| May/June 1977

  • Miniature farm display

  • Miniature farm display

4155 Lancaster, Dr. N.D. Space #72, Salem, Oregon

This little farm display is all handmade by Percy and Margaret Dezotell, Salem, Oregon. It is built on the scale of 3/4 in. per foot. Takes a 256 sq.ft. table on which to display it.

I, Percy, was born and raised on a farm in Saskatchewan, Canada, a province where the main crop is wheat. I farmed with my father there as a kid-driving horsedrawn outfits, and at the age of 14 was doing a man's job, such as seeding, plowing and pitching bundles. By the time I was 19, I could run the entire threshing outfit, having performed all operations.

This miniature farm is set up, telling the story of the way wheat farming was done in the 1920s. We had horse outfits first, then small gas tractors. The display shows spring seeding, summer fallow and harvest operations, all at one time-to give the overall picture of a year's farming activities, also the different types of machinery used to produce a wheat crop.

The horses are whittled out of 2 x 6 balsa wood, then painted and harnessed. The bundles and shocks are made of binder twine. Machinery is made of metal and wood where each was supposed to be. Most of the machinery is workable, like the real machinery was.

In 1920 my father purchased an I.H.C. 2 cylinder Titan 10-20 tractor. That was the first tractor I learned to drive in the field. In 1926 he traded the Titan for a 16-30 Eagle 2 cyl. tractor; and in 1928 traded the Eagle for an 18-36 2 cyl. Hart-Parr.
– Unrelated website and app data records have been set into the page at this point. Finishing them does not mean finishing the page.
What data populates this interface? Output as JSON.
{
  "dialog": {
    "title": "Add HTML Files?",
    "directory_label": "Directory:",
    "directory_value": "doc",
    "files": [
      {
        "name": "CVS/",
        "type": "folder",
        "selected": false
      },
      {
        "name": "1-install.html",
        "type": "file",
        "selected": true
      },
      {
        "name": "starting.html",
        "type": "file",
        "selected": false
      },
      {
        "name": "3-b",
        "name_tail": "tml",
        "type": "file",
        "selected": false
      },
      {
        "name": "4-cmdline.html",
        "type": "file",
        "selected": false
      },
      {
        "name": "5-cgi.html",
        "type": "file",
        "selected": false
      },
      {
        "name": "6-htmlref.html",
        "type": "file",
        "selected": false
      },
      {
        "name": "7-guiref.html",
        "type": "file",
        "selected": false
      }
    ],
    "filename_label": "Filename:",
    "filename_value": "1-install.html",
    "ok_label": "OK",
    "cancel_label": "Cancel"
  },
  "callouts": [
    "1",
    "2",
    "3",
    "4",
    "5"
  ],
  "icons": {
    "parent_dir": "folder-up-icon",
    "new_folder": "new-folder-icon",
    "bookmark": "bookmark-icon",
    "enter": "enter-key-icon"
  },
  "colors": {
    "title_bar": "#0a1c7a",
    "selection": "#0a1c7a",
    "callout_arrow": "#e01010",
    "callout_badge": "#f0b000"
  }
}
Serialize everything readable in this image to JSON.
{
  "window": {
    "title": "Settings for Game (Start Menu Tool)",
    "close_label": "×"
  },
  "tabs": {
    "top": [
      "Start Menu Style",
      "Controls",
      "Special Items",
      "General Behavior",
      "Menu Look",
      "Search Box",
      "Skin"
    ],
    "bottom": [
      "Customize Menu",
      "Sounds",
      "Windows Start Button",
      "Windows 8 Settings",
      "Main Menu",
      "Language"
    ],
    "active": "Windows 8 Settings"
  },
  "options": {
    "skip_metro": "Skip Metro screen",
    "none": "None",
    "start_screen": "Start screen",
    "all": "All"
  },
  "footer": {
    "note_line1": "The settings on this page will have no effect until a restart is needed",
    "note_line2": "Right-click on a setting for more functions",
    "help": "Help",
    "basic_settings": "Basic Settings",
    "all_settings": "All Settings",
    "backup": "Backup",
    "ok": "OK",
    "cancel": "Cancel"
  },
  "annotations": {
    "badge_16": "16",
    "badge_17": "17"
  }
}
Father first had an Aultman-Taylor separator pulled by the Titan, then a Waterloo separator new in 1921. In 1928 he purchased a Bell City separator.